The phrase “Quit slouching!” might make most of us wince as memories of childhood dinners dance through our minds. But this time around it’s Not your parents yelling at your posture. That’s what the city of Pisa shouted at their Leaning Tower for eight centuries before accepting its fate as an imperfect beauty.
The Tower was first dreamed up after the Republic of Pisa sacked Palermo. Needing a display for their new “found” treasures they set out to build the Piazza dei Miracoli, a sacred square containing a baptistry, cathedral and campanile (freestanding bell tower). Groundbreaking for the Tower, planned to be the tallest of its time, began in 1173 – a fashionable “lean” was notably absent from the blueprint.
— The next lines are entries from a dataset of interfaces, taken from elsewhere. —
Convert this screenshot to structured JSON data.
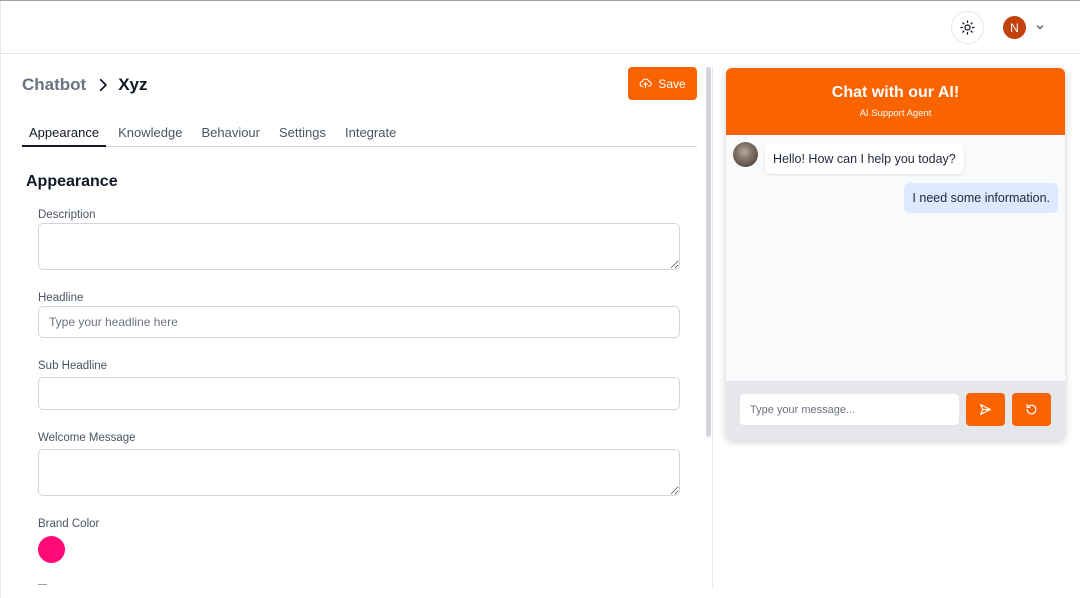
{
  "topbar": {
    "theme_icon": "sun-icon",
    "user_initial": "N",
    "user_menu_icon": "chevron-down-icon"
  },
  "breadcrumb": {
    "root": "Chatbot",
    "current": "Xyz"
  },
  "toolbar": {
    "save_label": "Save",
    "save_icon": "cloud-upload-icon"
  },
  "tabs": [
    {
      "label": "Appearance",
      "active": true
    },
    {
      "label": "Knowledge",
      "active": false
    },
    {
      "label": "Behaviour",
      "active": false
    },
    {
      "label": "Settings",
      "active": false
    },
    {
      "label": "Integrate",
      "active": false
    }
  ],
  "appearance": {
    "title": "Appearance",
    "description": {
      "label": "Description",
      "value": ""
    },
    "headline": {
      "label": "Headline",
      "value": "",
      "placeholder": "Type your headline here"
    },
    "sub_headline": {
      "label": "Sub Headline",
      "value": ""
    },
    "welcome_message": {
      "label": "Welcome Message",
      "value": ""
    },
    "brand_color": {
      "label": "Brand Color",
      "value": "#ff0a78"
    }
  },
  "chat_preview": {
    "title": "Chat with our AI!",
    "subtitle": "AI Support Agent",
    "messages": [
      {
        "sender": "bot",
        "text": "Hello! How can I help you today?"
      },
      {
        "sender": "user",
        "text": "I need some information."
      }
    ],
    "input_placeholder": "Type your message...",
    "send_icon": "send-icon",
    "reset_icon": "refresh-icon"
  },
  "colors": {
    "accent": "#fa6400",
    "user_bubble": "#dbeafe",
    "avatar": "#c2410c"
  }
}
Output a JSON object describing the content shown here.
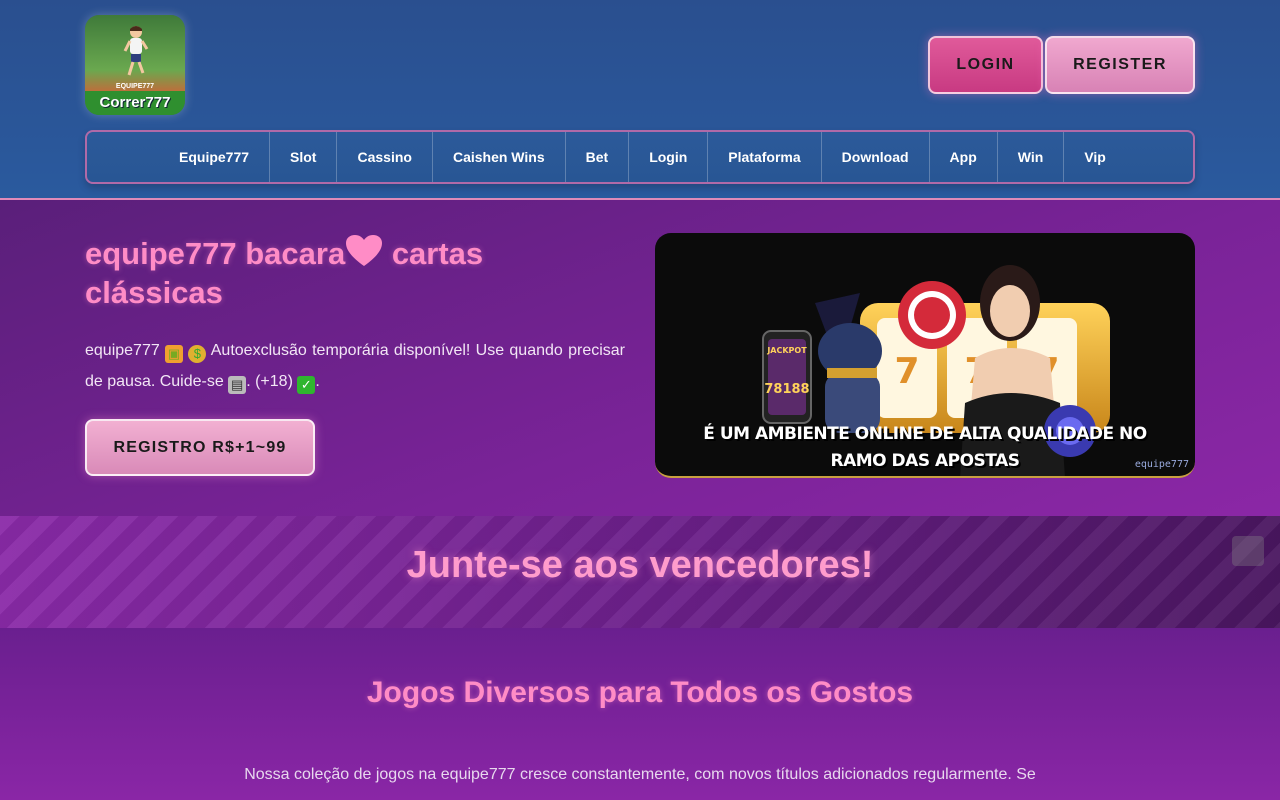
{
  "header": {
    "logo": {
      "text": "Correr777",
      "subtext": "EQUIPE777"
    },
    "login_label": "LOGIN",
    "register_label": "REGISTER"
  },
  "nav": {
    "items": [
      "Equipe777",
      "Slot",
      "Cassino",
      "Caishen Wins",
      "Bet",
      "Login",
      "Plataforma",
      "Download",
      "App",
      "Win",
      "Vip"
    ]
  },
  "hero": {
    "title_part1": "equipe777 bacara",
    "title_part2": " cartas clássicas",
    "text_part1": "equipe777 ",
    "text_part2": " Autoexclusão temporária disponível! Use quando precisar de pausa. Cuide-se ",
    "text_part3": ". (+18) ",
    "text_part4": ".",
    "button_label": "REGISTRO R$+1~99",
    "icons": [
      "heart-icon",
      "gift-icon",
      "money-bag-icon",
      "slot-machine-icon",
      "check-icon"
    ]
  },
  "banner": {
    "caption_line1": "É UM AMBIENTE ONLINE DE ALTA QUALIDADE NO",
    "caption_line2": "RAMO DAS APOSTAS",
    "watermark": "equipe777",
    "phone_text": "JACKPOT",
    "phone_number": "78188"
  },
  "strip": {
    "title": "Junte-se aos vencedores!"
  },
  "games": {
    "title": "Jogos Diversos para Todos os Gostos",
    "text": "Nossa coleção de jogos na equipe777 cresce constantemente, com novos títulos adicionados regularmente. Se"
  },
  "colors": {
    "header_bg": "#2a5a9e",
    "accent_pink": "#ff8cc6",
    "hero_bg": "#7a2398"
  }
}
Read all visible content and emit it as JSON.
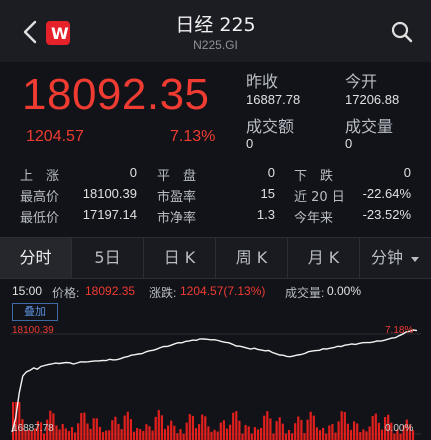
{
  "header": {
    "title": "日经 225",
    "code": "N225.GI",
    "logo_letter": "W"
  },
  "quote": {
    "price": "18092.35",
    "change": "1204.57",
    "change_pct": "7.13%",
    "prev_close_label": "昨收",
    "prev_close": "16887.78",
    "open_label": "今开",
    "open": "17206.88",
    "turnover_label": "成交额",
    "turnover": "0",
    "volume_label": "成交量",
    "volume": "0"
  },
  "stats": [
    {
      "label": "上　涨",
      "value": "0"
    },
    {
      "label": "平　盘",
      "value": "0"
    },
    {
      "label": "下　跌",
      "value": "0"
    },
    {
      "label": "最高价",
      "value": "18100.39"
    },
    {
      "label": "市盈率",
      "value": "15"
    },
    {
      "label": "近 20 日",
      "value": "-22.64%"
    },
    {
      "label": "最低价",
      "value": "17197.14"
    },
    {
      "label": "市净率",
      "value": "1.3"
    },
    {
      "label": "今年来",
      "value": "-23.52%"
    }
  ],
  "tabs": [
    "分时",
    "5日",
    "日 K",
    "周 K",
    "月 K",
    "分钟"
  ],
  "info": {
    "time": "15:00",
    "price_label": "价格:",
    "price": "18092.35",
    "change_label": "涨跌:",
    "change": "1204.57(7.13%)",
    "volume_label": "成交量:",
    "volume": "0.00%"
  },
  "overlay_label": "叠加",
  "chart_labels": {
    "top_price": "18100.39",
    "top_pct": "7.18%",
    "bottom_price": "16887.78",
    "bottom_pct": "0.00%"
  },
  "chart_data": {
    "type": "line",
    "title": "",
    "ylim": [
      16887.78,
      18100.39
    ],
    "series": [
      {
        "values": [
          16887.78,
          17050,
          17350,
          17560,
          17600,
          17620,
          17650,
          17640,
          17660,
          17680,
          17690,
          17700,
          17700,
          17705,
          17710,
          17715,
          17705,
          17700,
          17710,
          17720,
          17718,
          17725,
          17730,
          17728,
          17735,
          17740,
          17738,
          17745,
          17750,
          17748,
          17760,
          17770,
          17790,
          17800,
          17805,
          17812,
          17825,
          17838,
          17850,
          17860,
          17875,
          17890,
          17900,
          17910,
          17920,
          17935,
          17945,
          17955,
          17962,
          17970,
          17978,
          17985,
          17990,
          17992,
          17990,
          17988,
          17980,
          17975,
          17965,
          17955,
          17945,
          17930,
          17915,
          17905,
          17895,
          17885,
          17880,
          17878,
          17870,
          17862,
          17858,
          17850,
          17835,
          17820,
          17805,
          17795,
          17790,
          17785,
          17792,
          17800,
          17812,
          17825,
          17838,
          17850,
          17858,
          17862,
          17870,
          17878,
          17885,
          17892,
          17900,
          17910,
          17920,
          17925,
          17930,
          17935,
          17940,
          17946,
          17950,
          17955,
          17958,
          17965,
          17972,
          17980,
          17990,
          18000,
          18015,
          18030,
          18050,
          18075,
          18092.35,
          18100.39,
          18092.35
        ]
      }
    ],
    "colors": {
      "line": "#f2f2f2",
      "up": "#e1201e",
      "down": "#f03b32",
      "accent": "#5b8fd8"
    }
  }
}
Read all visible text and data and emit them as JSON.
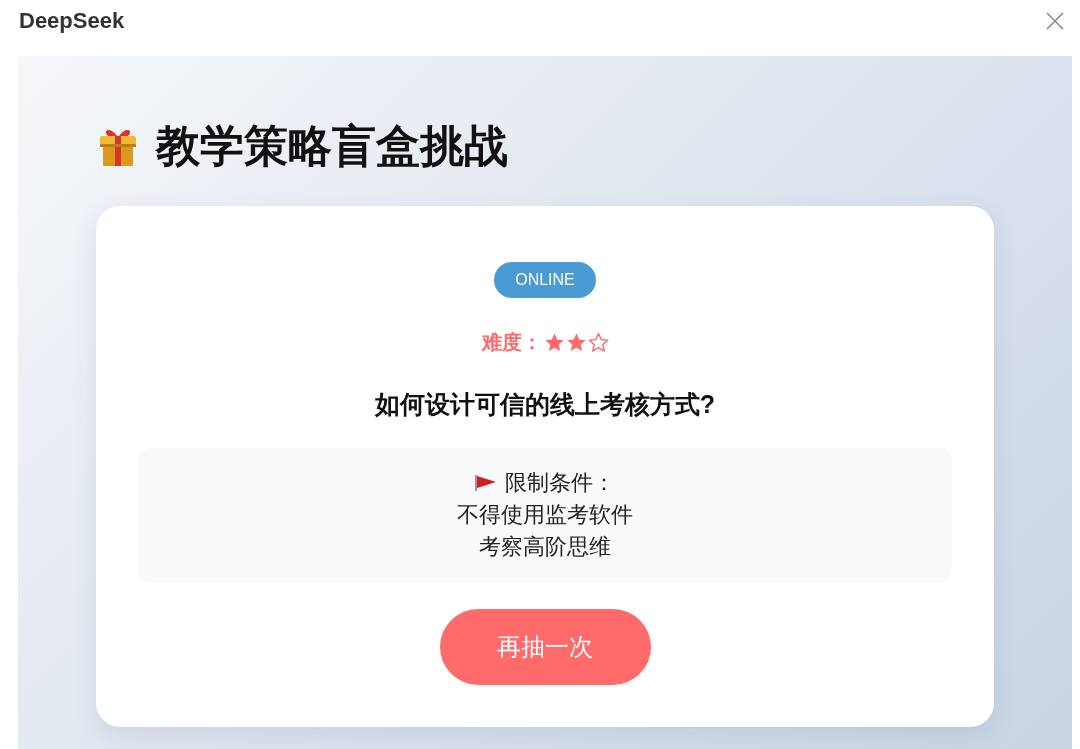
{
  "window": {
    "title": "DeepSeek"
  },
  "page": {
    "title": "教学策略盲盒挑战",
    "card": {
      "badge": "ONLINE",
      "difficulty": {
        "label": "难度：",
        "stars": 2
      },
      "question": "如何设计可信的线上考核方式?",
      "constraints": {
        "heading": "限制条件：",
        "items": [
          "不得使用监考软件",
          "考察高阶思维"
        ]
      },
      "button": "再抽一次"
    }
  }
}
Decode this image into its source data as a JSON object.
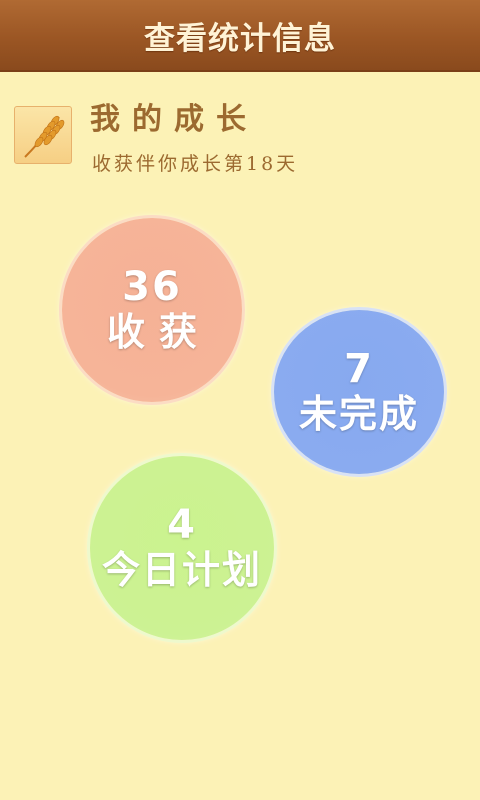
{
  "header": {
    "title": "查看统计信息"
  },
  "profile": {
    "avatar_icon": "wheat-icon",
    "name": "我的成长",
    "subtitle": "收获伴你成长第18天"
  },
  "stats": {
    "harvest": {
      "count": "36",
      "label": "收获",
      "color": "#f6b498"
    },
    "incomplete": {
      "count": "7",
      "label": "未完成",
      "color": "#8aabf0"
    },
    "today_plan": {
      "count": "4",
      "label": "今日计划",
      "color": "#ccf293"
    }
  }
}
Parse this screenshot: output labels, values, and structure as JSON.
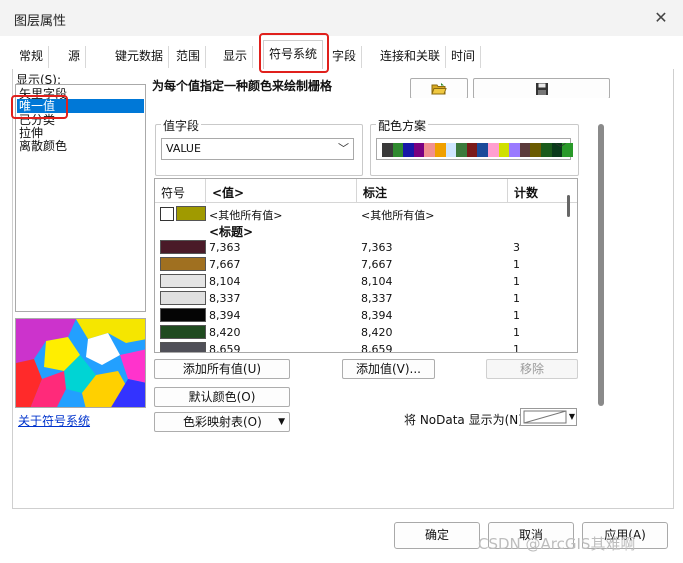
{
  "window": {
    "title": "图层属性"
  },
  "tabs": [
    "常规",
    "源",
    "键元数据",
    "范围",
    "显示",
    "符号系统",
    "字段",
    "连接和关联",
    "时间"
  ],
  "active_tab": "符号系统",
  "show_panel": {
    "label": "显示(S):",
    "items": [
      "矢里字段",
      "唯一值",
      "已分类",
      "拉伸",
      "离散颜色"
    ],
    "selected": "唯一值",
    "about_link": "关于符号系统"
  },
  "main": {
    "heading": "为每个值指定一种颜色来绘制栅格",
    "value_field": {
      "label": "值字段",
      "value": "VALUE"
    },
    "color_scheme": {
      "label": "配色方案",
      "colors": [
        "#3a3a3a",
        "#2f8a2f",
        "#1818a8",
        "#7a0080",
        "#f09090",
        "#f0a000",
        "#cfe6ff",
        "#3c7a3c",
        "#7a1a1a",
        "#1a4a9a",
        "#ff9fcf",
        "#d0e000",
        "#9a7aff",
        "#5a3a3a",
        "#6a5a00",
        "#1a5a1a",
        "#0a3a1a",
        "#2a9a2a"
      ]
    },
    "table": {
      "headers": {
        "symbol": "符号",
        "value": "<值>",
        "label": "标注",
        "count": "计数"
      },
      "other_row": {
        "value": "<其他所有值>",
        "label": "<其他所有值>",
        "swatch": "#a09a00"
      },
      "heading_row": "<标题>",
      "rows": [
        {
          "color": "#4a1a28",
          "value": "7,363",
          "label": "7,363",
          "count": "3"
        },
        {
          "color": "#a07020",
          "value": "7,667",
          "label": "7,667",
          "count": "1"
        },
        {
          "color": "#e4e4e4",
          "value": "8,104",
          "label": "8,104",
          "count": "1"
        },
        {
          "color": "#e0e0e0",
          "value": "8,337",
          "label": "8,337",
          "count": "1"
        },
        {
          "color": "#050505",
          "value": "8,394",
          "label": "8,394",
          "count": "1"
        },
        {
          "color": "#1f4a1f",
          "value": "8,420",
          "label": "8,420",
          "count": "1"
        },
        {
          "color": "#505058",
          "value": "8,659",
          "label": "8,659",
          "count": "1"
        }
      ]
    },
    "buttons": {
      "add_all": "添加所有值(U)",
      "add_values": "添加值(V)...",
      "remove": "移除",
      "default_colors": "默认颜色(O)",
      "colormap": "色彩映射表(O)"
    },
    "nodata_label": "将 NoData 显示为(N)",
    "icons": {
      "open": "folder-open-icon",
      "save": "save-icon"
    }
  },
  "footer": {
    "ok": "确定",
    "cancel": "取消",
    "apply": "应用(A)"
  },
  "watermark": "CSDN @ArcGIS其难啊"
}
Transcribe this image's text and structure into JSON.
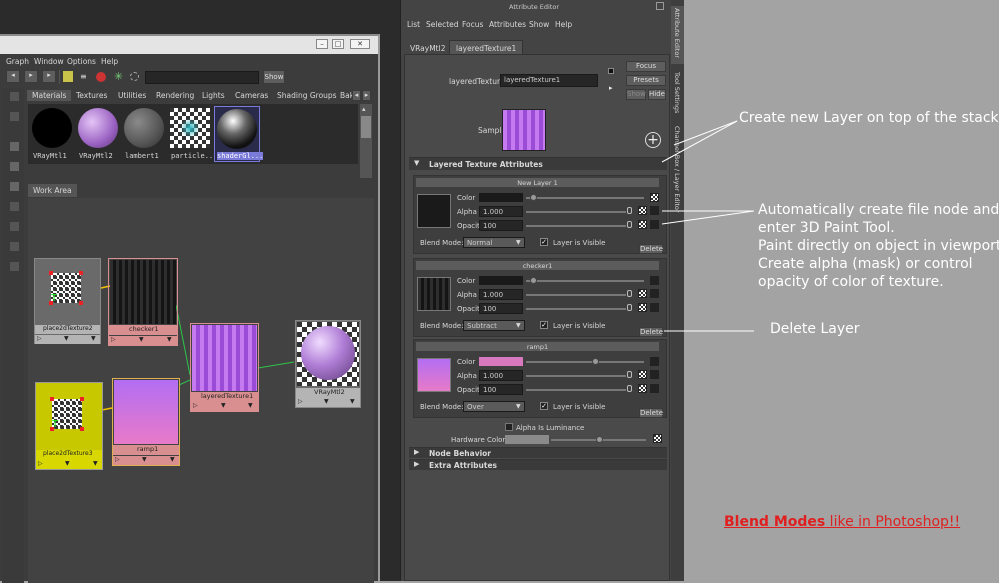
{
  "hypershade": {
    "menu": [
      "Graph",
      "Window",
      "Options",
      "Help"
    ],
    "show_button": "Show",
    "tabs": [
      "Materials",
      "Textures",
      "Utilities",
      "Rendering",
      "Lights",
      "Cameras",
      "Shading Groups",
      "Bak"
    ],
    "swatches": [
      "VRayMtl1",
      "VRayMtl2",
      "lambert1",
      "particle...",
      "shaderGl..."
    ],
    "work_area_tab": "Work Area",
    "nodes": {
      "place2d_a": "place2dTexture2",
      "checker": "checker1",
      "layered": "layeredTexture1",
      "vraymtl": "VRayMtl2",
      "place2d_b": "place2dTexture3",
      "ramp": "ramp1"
    }
  },
  "attribute_editor": {
    "title": "Attribute Editor",
    "menu": [
      "List",
      "Selected",
      "Focus",
      "Attributes",
      "Show",
      "Help"
    ],
    "tabs": [
      "VRayMtl2",
      "layeredTexture1"
    ],
    "type_label": "layeredTexture:",
    "name_value": "layeredTexture1",
    "buttons": {
      "focus": "Focus",
      "presets": "Presets",
      "show": "Show",
      "hide": "Hide"
    },
    "sample_label": "Sample",
    "section_title": "Layered Texture Attributes",
    "layers": [
      {
        "name": "New Layer 1",
        "alpha": "1.000",
        "opacity": "100",
        "blend_mode": "Normal"
      },
      {
        "name": "checker1",
        "alpha": "1.000",
        "opacity": "100",
        "blend_mode": "Subtract"
      },
      {
        "name": "ramp1",
        "alpha": "1.000",
        "opacity": "100",
        "blend_mode": "Over"
      }
    ],
    "labels": {
      "color": "Color",
      "alpha": "Alpha",
      "opacity": "Opacity",
      "blend_mode": "Blend Mode:",
      "layer_visible": "Layer is Visible",
      "delete": "Delete"
    },
    "alpha_is_luminance": "Alpha Is Luminance",
    "hardware_color": "Hardware Color",
    "node_behavior": "Node Behavior",
    "extra_attributes": "Extra Attributes"
  },
  "side_tabs": [
    "Attribute Editor",
    "Tool Settings",
    "Channel Box / Layer Editor"
  ],
  "annotations": {
    "create_layer": "Create new Layer on top of the stack",
    "auto_file": [
      "Automatically create file node and",
      "enter 3D Paint Tool.",
      "Paint directly on object in viewport.",
      "Create alpha (mask) or control",
      "opacity of color of texture."
    ],
    "delete_layer": "Delete Layer",
    "blend_modes_highlight": "Blend Modes",
    "blend_modes_rest": " like in Photoshop!! "
  },
  "colors": {
    "blend_modes_note": "#e02020",
    "layer_color_new": "#1a1a1a",
    "layer_color_checker": "#1a1a1a",
    "layer_color_ramp": "#d879c0",
    "node_bar": "#d98f8f",
    "place2d_b_bg": "#c8c800"
  }
}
During construction, the contractors seemed to forget the etymology of “Pisa”, which is Greek for “marshy land”. Once the second story was underway, the structure started to submerge into the subsoil. Taller columns were implemented to offset the sinking, but that didn’t do the trick. As they reached the fourth story, further tilting necessitated the Romanesque arches on the south side of the tower be built a full 2 inches taller than the ones on the north side.
Still, the leaning persisted. So they halted construction – for nearly a century.
Construction restarted in the 13th century and the engineers trying to “fix” the tilt threw off the tower’s center of gravity, causing it to lean in a new direction. Over time, the lean returned to the initial southward tilt that tourists photograph themselves “holding up” today.
All in, the Tower took 199 years to complete. This prolonged construction allowed the soil to compress and, possibly, prevented the tower from falling over. Today the north side stands almost a full meter taller than the south, and when climbing the stairwell you might find you save a bit of energy climbing the south side tower which has 2 less steps.
By 1990, the Tower had become a UNESCO Heritage Site, and reached a tilt of 5.5 degrees by most calculations, enough to topple. Luckily, a massive restoration program kicked off, reducing the tilt to a more manageable 3.97 degrees. In 2001, the tower was officially declared stable for the next 200 years. For the first time in its history, the Tower is no longer moving – phew.
The Leaning Tower is a prime example that beauty comes in many shapes, sizes and… inclinations. Sometimes, it’s actually more beautiful to be a “slouch”, no matter what your parents say.